- Paul Ehrlich and Richard Harriman, How To Be A Survivor (Rivercity, Mass.: Rivercity Press, 1971, 1975), p. 72.
Unnecessary lighting in offices and factories should . . . be banned.
- Paul Ehrlich and Anne Ehrlich, The End of Affluence (Riverside, Mass: Rivercity Press, 1974, 1975), p. 226.
It should immediately be made illegal to construct a building with windows which cannot be opened.
- Paul Ehrlich and Richard Harriman, How To Be A Survivor (Rivercity, Mass.: Rivercity Press, 1971, 1975), pp. 73-74.
Completely frivolous uses of power, such as gas yard lamps that are permanently lit, should be outlawed altogether.
- Paul Ehrlich and Anne Ehrlich, The End of Affluence (Riverside, Mass: Rivercity Press, 1974, 1975), p. 227.
Who, for instance, benefits from the garish use of electric signs that deface the nighttime sky of our cities? Many of then, of course, carry the kind of deceptive advertising that fuels our frenzied economy. . . . Advertising signs on restaurants, motels, and the like could be shut off by law at night when the establishment was not open. If everyone had to do it there would be little, if any, competitive loss.
- Paul Ehrlich and Richard Harriman, How To Be a Survivor (Rivercity, Mass: Rivercity Press, 1971, 1975), p. 73.
Making Fun of Consumption
Somewhere shortly after the Second World War the people of the United States made a colossal blunder. . . . TVs, boats, hi-fi’s, driers, disposals, and a myriad other items appeared on the lists of ‘musts.’ Suddenly we needed two or three of everything, and a new model of each every year.
- Paul Ehrlich and Richard Harriman, How To Be a Survivor (Rivercity, Mass: Rivercity Press, 1971, 1975), pp. 58-59.
Cars are for transportation, and proper use of the media could once again persuade American men to get their sexual kicks out of sex (not reproduction) instead of a series of automotive sexual surrogates. Restriction of families to ownership of single small cars also would put some pressure against over-reproducers. Our stress on the world’s supply of nonrenewable resources would be greatly alleviated by limiting the fuel consumption of the cars and by designing them for recycling.
- Paul Ehrlich and Richard Harriman, How To Be a Survivor (Rivercity, Mass: Rivercity Press, 1971, 1975), p. 67.

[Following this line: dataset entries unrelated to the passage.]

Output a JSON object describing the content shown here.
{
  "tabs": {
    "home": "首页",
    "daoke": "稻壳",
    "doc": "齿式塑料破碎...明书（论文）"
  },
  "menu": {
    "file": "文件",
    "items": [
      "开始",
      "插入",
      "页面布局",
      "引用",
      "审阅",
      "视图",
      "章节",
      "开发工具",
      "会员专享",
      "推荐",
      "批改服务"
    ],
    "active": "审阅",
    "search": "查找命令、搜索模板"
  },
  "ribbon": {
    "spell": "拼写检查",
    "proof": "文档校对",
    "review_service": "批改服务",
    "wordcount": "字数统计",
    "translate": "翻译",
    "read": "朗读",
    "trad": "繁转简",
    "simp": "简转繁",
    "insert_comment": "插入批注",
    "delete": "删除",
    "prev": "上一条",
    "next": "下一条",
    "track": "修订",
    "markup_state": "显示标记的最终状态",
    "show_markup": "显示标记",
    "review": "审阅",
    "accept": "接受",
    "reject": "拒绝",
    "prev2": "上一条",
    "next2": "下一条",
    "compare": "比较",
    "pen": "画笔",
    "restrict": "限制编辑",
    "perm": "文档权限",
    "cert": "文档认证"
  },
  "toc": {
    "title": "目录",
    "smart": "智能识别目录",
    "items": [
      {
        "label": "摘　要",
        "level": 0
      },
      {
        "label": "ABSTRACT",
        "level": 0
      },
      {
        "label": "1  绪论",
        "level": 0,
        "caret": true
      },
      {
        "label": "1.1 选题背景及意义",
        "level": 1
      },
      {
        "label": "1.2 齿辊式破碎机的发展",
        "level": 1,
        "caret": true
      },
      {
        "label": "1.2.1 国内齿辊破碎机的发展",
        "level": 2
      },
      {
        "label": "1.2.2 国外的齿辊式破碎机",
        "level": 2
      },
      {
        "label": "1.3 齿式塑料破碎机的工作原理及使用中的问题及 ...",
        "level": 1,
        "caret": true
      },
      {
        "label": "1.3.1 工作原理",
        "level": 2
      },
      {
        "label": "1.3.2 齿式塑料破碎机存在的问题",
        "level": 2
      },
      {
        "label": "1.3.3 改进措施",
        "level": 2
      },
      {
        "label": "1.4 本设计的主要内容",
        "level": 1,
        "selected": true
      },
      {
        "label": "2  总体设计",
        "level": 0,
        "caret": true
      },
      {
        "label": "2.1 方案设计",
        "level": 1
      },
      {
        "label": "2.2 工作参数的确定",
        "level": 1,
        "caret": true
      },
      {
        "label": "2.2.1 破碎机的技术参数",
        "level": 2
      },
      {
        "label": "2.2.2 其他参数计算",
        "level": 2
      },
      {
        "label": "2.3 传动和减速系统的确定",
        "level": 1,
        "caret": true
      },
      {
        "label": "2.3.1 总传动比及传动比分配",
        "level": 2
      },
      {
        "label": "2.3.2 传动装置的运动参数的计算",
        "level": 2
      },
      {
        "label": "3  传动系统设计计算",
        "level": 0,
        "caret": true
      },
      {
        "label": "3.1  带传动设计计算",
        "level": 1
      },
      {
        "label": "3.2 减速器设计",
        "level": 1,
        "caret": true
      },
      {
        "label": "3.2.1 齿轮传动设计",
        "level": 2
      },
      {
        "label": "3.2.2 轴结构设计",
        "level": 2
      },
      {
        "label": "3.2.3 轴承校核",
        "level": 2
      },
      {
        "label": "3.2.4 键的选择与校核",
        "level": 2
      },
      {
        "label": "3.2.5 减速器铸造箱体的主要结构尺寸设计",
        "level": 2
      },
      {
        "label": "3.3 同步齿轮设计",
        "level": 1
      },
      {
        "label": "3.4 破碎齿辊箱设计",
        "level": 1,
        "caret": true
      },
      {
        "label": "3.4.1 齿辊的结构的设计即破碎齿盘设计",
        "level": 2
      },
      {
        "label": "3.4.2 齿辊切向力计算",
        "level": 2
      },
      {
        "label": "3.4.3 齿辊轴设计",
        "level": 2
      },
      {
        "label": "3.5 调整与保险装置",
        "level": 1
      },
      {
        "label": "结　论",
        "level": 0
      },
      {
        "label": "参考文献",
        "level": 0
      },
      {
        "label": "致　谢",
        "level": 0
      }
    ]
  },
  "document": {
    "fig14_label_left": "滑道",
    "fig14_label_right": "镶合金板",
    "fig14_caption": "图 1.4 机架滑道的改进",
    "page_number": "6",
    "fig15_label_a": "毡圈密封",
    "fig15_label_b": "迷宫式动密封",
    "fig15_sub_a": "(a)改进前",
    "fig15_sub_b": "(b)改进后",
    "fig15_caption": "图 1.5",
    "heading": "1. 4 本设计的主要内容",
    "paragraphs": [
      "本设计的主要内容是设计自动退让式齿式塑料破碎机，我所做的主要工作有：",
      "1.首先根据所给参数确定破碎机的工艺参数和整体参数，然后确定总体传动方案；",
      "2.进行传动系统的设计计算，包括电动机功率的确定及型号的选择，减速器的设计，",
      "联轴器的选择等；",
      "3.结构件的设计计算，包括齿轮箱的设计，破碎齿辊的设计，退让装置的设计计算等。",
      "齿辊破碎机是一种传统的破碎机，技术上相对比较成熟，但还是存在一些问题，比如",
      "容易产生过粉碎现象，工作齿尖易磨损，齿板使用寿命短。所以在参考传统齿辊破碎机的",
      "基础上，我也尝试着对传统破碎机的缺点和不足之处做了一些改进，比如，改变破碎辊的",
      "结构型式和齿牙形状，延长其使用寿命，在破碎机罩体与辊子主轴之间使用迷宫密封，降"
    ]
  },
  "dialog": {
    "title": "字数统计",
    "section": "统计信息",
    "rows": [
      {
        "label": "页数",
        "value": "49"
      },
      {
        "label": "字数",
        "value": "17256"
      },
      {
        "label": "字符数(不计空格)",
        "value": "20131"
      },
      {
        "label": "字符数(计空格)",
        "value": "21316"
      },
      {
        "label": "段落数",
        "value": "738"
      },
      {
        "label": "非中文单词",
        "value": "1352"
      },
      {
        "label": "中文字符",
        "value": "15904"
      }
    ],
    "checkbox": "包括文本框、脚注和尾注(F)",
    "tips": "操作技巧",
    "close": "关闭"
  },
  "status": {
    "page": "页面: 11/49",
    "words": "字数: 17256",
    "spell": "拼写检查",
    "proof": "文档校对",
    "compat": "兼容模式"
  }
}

First everyone had to have a small black-and-white TV set, then a large screen, then color, then a VCR, then a Dolby stereo sound system, then a VCR with a Dolby stereo sound system. Soon anyone who can’t download any of 514 European, Asian, and cable television channels into his TV’s quadraplexed digital memory over the cellular modem in his moving car, transmit it to his home while moving, and play it back for his kids later than night will probably feel deprived.
- Robert Ornstein and Paul Ehrlich, New World New Mind: Moving Toward Conscious Evolution (New York: Doubleday, 1989), p. 56.
Over the longer term, America’s transportation system could be redesigned to minimize the need for automobiles and trucks and maximize the use of feet and bicycles for local transport and trains and aircraft, i.e. public transport, for long distances.
- Paul Ehrlich and Richard Harriman, How To Be a Survivor (Rivercity, Mass: Rivercity Press, 1971, 1975), p. 68.
It is not a stretch of the imagination to think that the carbon police will be need to enforce all of the carbon laws that would be needed in an Ehrlich-Holdren-Gore-Lovins-Flavin world. Will civil libertarians catch on and turn against the “Limits to Growth” wing of today’s dominant political party?